_Work item_
Search the records below for the word "title". Pull out each line that has it.

»»

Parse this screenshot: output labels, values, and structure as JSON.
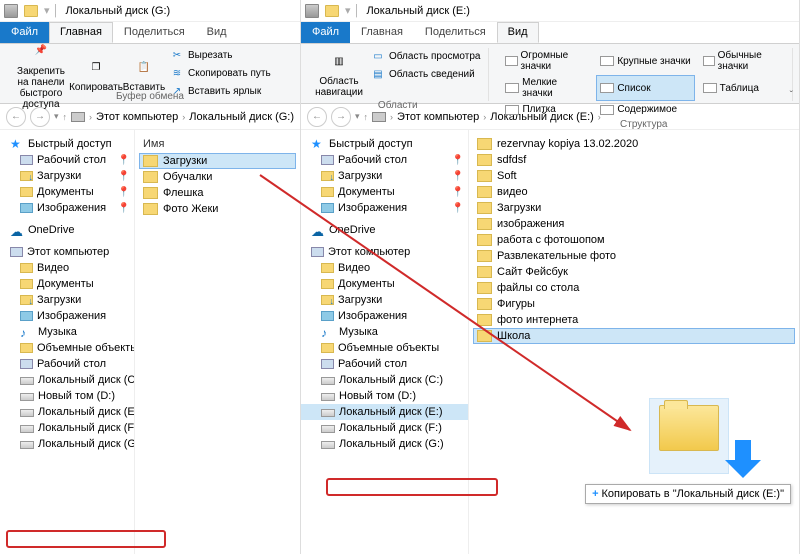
{
  "left": {
    "title": "Локальный диск (G:)",
    "tabs": {
      "file": "Файл",
      "home": "Главная",
      "share": "Поделиться",
      "view": "Вид"
    },
    "ribbon": {
      "pin": "Закрепить на панели быстрого доступа",
      "copy": "Копировать",
      "paste": "Вставить",
      "cut": "Вырезать",
      "copypath": "Скопировать путь",
      "pasteshort": "Вставить ярлык",
      "group_clip": "Буфер обмена"
    },
    "breadcrumb": {
      "pc": "Этот компьютер",
      "drive": "Локальный диск (G:)"
    },
    "tree": {
      "quick": "Быстрый доступ",
      "desktop": "Рабочий стол",
      "downloads": "Загрузки",
      "documents": "Документы",
      "pictures": "Изображения",
      "onedrive": "OneDrive",
      "thispc": "Этот компьютер",
      "video": "Видео",
      "documents2": "Документы",
      "downloads2": "Загрузки",
      "pictures2": "Изображения",
      "music": "Музыка",
      "objects": "Объемные объекты",
      "desktop2": "Рабочий стол",
      "drivec": "Локальный диск (C:)",
      "drived": "Новый том (D:)",
      "drivee": "Локальный диск (E:)",
      "drivef": "Локальный диск (F:)",
      "driveg": "Локальный диск (G:)"
    },
    "content": {
      "col_name": "Имя",
      "items": [
        "Загрузки",
        "Обучалки",
        "Флешка",
        "Фото Жеки"
      ]
    }
  },
  "right": {
    "title": "Локальный диск (E:)",
    "tabs": {
      "file": "Файл",
      "home": "Главная",
      "share": "Поделиться",
      "view": "Вид"
    },
    "ribbon": {
      "navpane": "Область навигации",
      "preview": "Область просмотра",
      "details": "Область сведений",
      "group_panes": "Области",
      "v_huge": "Огромные значки",
      "v_large": "Крупные значки",
      "v_normal": "Обычные значки",
      "v_small": "Мелкие значки",
      "v_list": "Список",
      "v_table": "Таблица",
      "v_tiles": "Плитка",
      "v_content": "Содержимое",
      "group_layout": "Структура"
    },
    "breadcrumb": {
      "pc": "Этот компьютер",
      "drive": "Локальный диск (E:)"
    },
    "tree": {
      "quick": "Быстрый доступ",
      "desktop": "Рабочий стол",
      "downloads": "Загрузки",
      "documents": "Документы",
      "pictures": "Изображения",
      "onedrive": "OneDrive",
      "thispc": "Этот компьютер",
      "video": "Видео",
      "documents2": "Документы",
      "downloads2": "Загрузки",
      "pictures2": "Изображения",
      "music": "Музыка",
      "objects": "Объемные объекты",
      "desktop2": "Рабочий стол",
      "drivec": "Локальный диск (C:)",
      "drived": "Новый том (D:)",
      "drivee": "Локальный диск (E:)",
      "drivef": "Локальный диск (F:)",
      "driveg": "Локальный диск (G:)"
    },
    "content": {
      "items": [
        "rezervnay kopiya 13.02.2020",
        "sdfdsf",
        "Soft",
        "видео",
        "Загрузки",
        "изображения",
        "работа с фотошопом",
        "Развлекательные фото",
        "Сайт Фейсбук",
        "файлы со стола",
        "Фигуры",
        "фото интернета",
        "Школа"
      ]
    },
    "tooltip": "Копировать в \"Локальный диск (E:)\""
  }
}
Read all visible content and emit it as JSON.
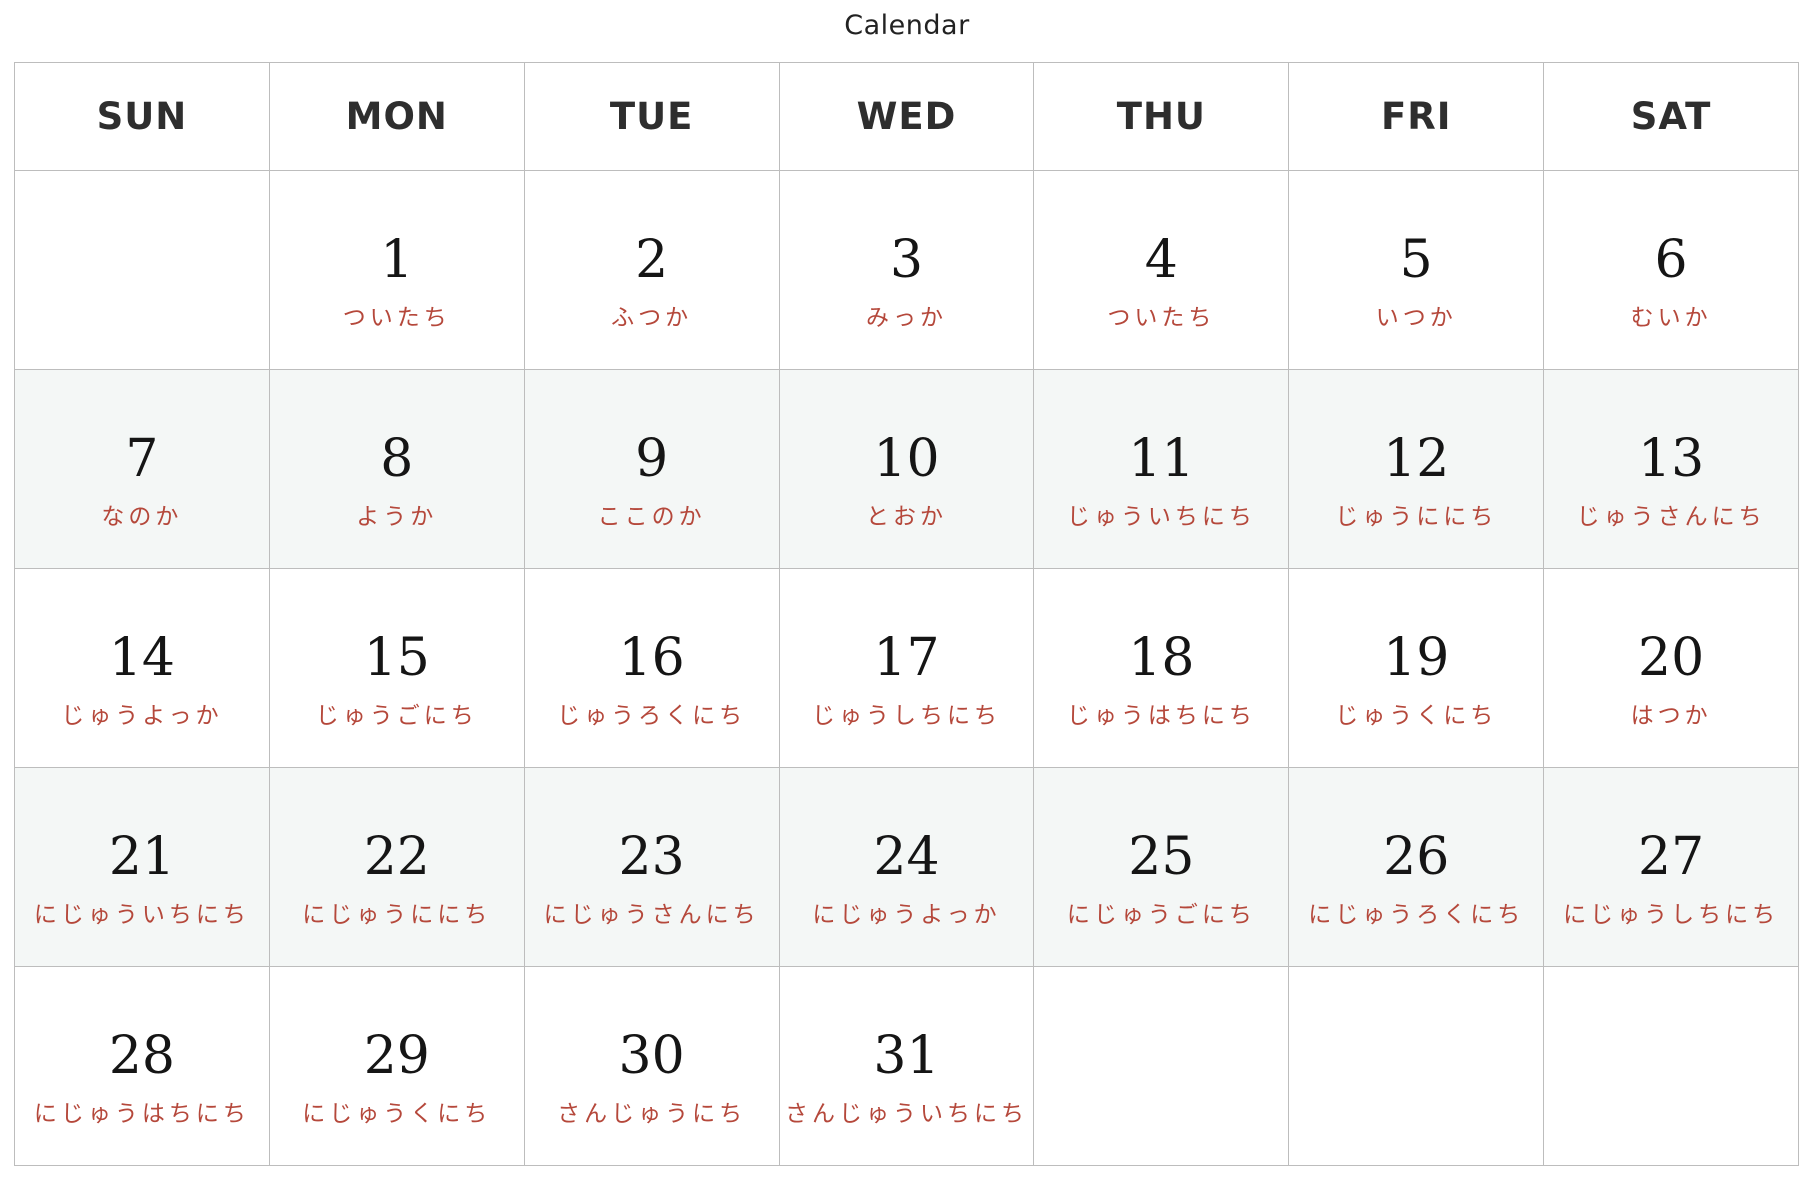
{
  "title": "Calendar",
  "colors": {
    "grid_line": "#bdbdbd",
    "shaded_row": "#f4f7f6",
    "reading_text": "#b5483b",
    "day_text": "#151515",
    "header_text": "#2e2e2e"
  },
  "weekdays": [
    "SUN",
    "MON",
    "TUE",
    "WED",
    "THU",
    "FRI",
    "SAT"
  ],
  "weeks": [
    [
      {
        "day": "",
        "reading": ""
      },
      {
        "day": "1",
        "reading": "ついたち"
      },
      {
        "day": "2",
        "reading": "ふつか"
      },
      {
        "day": "3",
        "reading": "みっか"
      },
      {
        "day": "4",
        "reading": "ついたち"
      },
      {
        "day": "5",
        "reading": "いつか"
      },
      {
        "day": "6",
        "reading": "むいか"
      }
    ],
    [
      {
        "day": "7",
        "reading": "なのか"
      },
      {
        "day": "8",
        "reading": "ようか"
      },
      {
        "day": "9",
        "reading": "ここのか"
      },
      {
        "day": "10",
        "reading": "とおか"
      },
      {
        "day": "11",
        "reading": "じゅういちにち"
      },
      {
        "day": "12",
        "reading": "じゅうににち"
      },
      {
        "day": "13",
        "reading": "じゅうさんにち"
      }
    ],
    [
      {
        "day": "14",
        "reading": "じゅうよっか"
      },
      {
        "day": "15",
        "reading": "じゅうごにち"
      },
      {
        "day": "16",
        "reading": "じゅうろくにち"
      },
      {
        "day": "17",
        "reading": "じゅうしちにち"
      },
      {
        "day": "18",
        "reading": "じゅうはちにち"
      },
      {
        "day": "19",
        "reading": "じゅうくにち"
      },
      {
        "day": "20",
        "reading": "はつか"
      }
    ],
    [
      {
        "day": "21",
        "reading": "にじゅういちにち"
      },
      {
        "day": "22",
        "reading": "にじゅうににち"
      },
      {
        "day": "23",
        "reading": "にじゅうさんにち"
      },
      {
        "day": "24",
        "reading": "にじゅうよっか"
      },
      {
        "day": "25",
        "reading": "にじゅうごにち"
      },
      {
        "day": "26",
        "reading": "にじゅうろくにち"
      },
      {
        "day": "27",
        "reading": "にじゅうしちにち"
      }
    ],
    [
      {
        "day": "28",
        "reading": "にじゅうはちにち"
      },
      {
        "day": "29",
        "reading": "にじゅうくにち"
      },
      {
        "day": "30",
        "reading": "さんじゅうにち"
      },
      {
        "day": "31",
        "reading": "さんじゅういちにち"
      },
      {
        "day": "",
        "reading": ""
      },
      {
        "day": "",
        "reading": ""
      },
      {
        "day": "",
        "reading": ""
      }
    ]
  ]
}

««

_Result of the task_
    "title": "Локальный диск (G:)",
    "title": "Локальный диск (E:)",
  "title": "Calendar",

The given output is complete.